So, how do rapture believers feel today, considering the fact that they’re still firmly on earth? A sampling of reactions from the Huffington Post, Reuters, the AP, and the Los Angeles Times:
- John Ramsey, 25, quit his job, donated thousands of dollars to Camping’s Family Radio, and took to the streets of Manhattan with his family to spread word of the coming end of days. Now, he and his mother must find new jobs and his 19-year-old brother, who quit high school, might re-enroll. The good news is, Ramsey’s wife will get to have her baby. “Life goes on,” he says. “I get to be a dad.”
- Peter Lombardi, 44, who took an “indefinite break” from his job last year, acknowledges that perhaps “no man knows the day or the hour” the world will end. He spent yesterday peeling Judgment Day stickers off his minivan, but says he’s “not disappointed.” He does want an explanation from Camping, to whom he donated money: “I don’t think they were scamming me, but I am definitely waiting to see what they say … on the radio show.”
- Robert Fitzpatrick, who spent much of his life savings on advertisements for the rapture, stood in Times Square at 6pm and simply said, “I do not understand why … I do not understand why nothing has happened.” He added, "I can't tell you what I feel right now. Obviously, I haven't understood it correctly because we're still here."
- Keith Bauer, 38, loaded his family into his SUV and drove from Maryland to California to await the end of days. Though he “had some skepticism,” he says he truly wanted to believe, since he figured “heaven would be a lot better than this earth.” Even so, he says he’s not upset with Camping. “Worst-case scenario for me, I got to see the country. If I should be angry at anybody, it should be me."

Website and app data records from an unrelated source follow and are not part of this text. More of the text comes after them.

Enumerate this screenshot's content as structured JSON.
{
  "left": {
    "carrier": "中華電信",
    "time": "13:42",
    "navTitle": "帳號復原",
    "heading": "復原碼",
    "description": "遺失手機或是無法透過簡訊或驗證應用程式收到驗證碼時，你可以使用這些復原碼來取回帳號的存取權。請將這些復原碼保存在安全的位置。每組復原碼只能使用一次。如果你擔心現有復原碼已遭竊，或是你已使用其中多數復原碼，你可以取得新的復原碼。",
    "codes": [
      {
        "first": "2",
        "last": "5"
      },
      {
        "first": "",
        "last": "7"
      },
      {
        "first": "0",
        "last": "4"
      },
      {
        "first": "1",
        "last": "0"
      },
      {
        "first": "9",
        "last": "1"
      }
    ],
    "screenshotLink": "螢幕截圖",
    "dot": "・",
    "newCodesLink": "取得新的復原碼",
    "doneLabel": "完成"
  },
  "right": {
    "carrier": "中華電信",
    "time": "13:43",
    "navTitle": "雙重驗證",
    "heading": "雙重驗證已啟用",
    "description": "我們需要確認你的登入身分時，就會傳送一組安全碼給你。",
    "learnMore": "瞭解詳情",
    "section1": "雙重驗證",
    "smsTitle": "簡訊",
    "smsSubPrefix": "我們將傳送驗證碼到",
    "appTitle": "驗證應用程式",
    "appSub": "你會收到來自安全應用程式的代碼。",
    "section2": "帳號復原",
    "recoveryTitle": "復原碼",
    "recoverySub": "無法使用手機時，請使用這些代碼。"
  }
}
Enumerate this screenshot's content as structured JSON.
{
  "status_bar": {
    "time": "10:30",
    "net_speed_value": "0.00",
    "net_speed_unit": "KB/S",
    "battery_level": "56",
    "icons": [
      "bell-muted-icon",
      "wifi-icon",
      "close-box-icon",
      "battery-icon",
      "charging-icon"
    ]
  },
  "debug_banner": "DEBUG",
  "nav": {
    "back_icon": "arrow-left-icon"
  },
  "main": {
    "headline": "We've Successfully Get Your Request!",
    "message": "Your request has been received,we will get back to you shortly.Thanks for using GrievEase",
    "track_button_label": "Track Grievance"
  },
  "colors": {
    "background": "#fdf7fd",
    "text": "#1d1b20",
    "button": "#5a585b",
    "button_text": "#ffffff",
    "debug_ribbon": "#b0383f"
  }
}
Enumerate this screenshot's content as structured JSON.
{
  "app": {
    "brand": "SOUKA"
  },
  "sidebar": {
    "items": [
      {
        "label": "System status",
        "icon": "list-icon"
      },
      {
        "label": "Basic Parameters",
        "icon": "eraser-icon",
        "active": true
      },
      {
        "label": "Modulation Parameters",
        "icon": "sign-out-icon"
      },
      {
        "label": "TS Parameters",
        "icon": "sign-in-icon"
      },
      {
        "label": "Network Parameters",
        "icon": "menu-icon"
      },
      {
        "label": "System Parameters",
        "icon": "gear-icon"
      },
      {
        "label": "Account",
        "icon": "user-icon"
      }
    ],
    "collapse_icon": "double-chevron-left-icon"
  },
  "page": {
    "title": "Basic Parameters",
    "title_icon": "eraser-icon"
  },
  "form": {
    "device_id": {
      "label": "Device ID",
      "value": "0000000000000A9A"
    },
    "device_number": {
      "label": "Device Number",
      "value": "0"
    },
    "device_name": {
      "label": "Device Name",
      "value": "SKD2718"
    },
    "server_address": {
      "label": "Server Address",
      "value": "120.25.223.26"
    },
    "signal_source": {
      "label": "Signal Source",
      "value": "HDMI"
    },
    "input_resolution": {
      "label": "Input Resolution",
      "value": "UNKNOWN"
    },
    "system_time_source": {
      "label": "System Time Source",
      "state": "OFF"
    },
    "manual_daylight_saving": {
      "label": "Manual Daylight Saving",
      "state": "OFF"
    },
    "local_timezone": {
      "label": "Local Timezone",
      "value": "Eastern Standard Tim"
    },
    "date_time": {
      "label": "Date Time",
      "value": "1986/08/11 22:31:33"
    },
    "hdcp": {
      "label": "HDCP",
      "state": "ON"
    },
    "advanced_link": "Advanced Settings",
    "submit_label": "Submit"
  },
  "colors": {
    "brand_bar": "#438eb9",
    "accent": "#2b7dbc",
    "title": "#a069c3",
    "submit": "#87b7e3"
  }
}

Click for one more sad story of a Long Island firefighter who ordered pizza with a New York reporter Saturday
, even though he wasn’t sure he’d have time to eat it.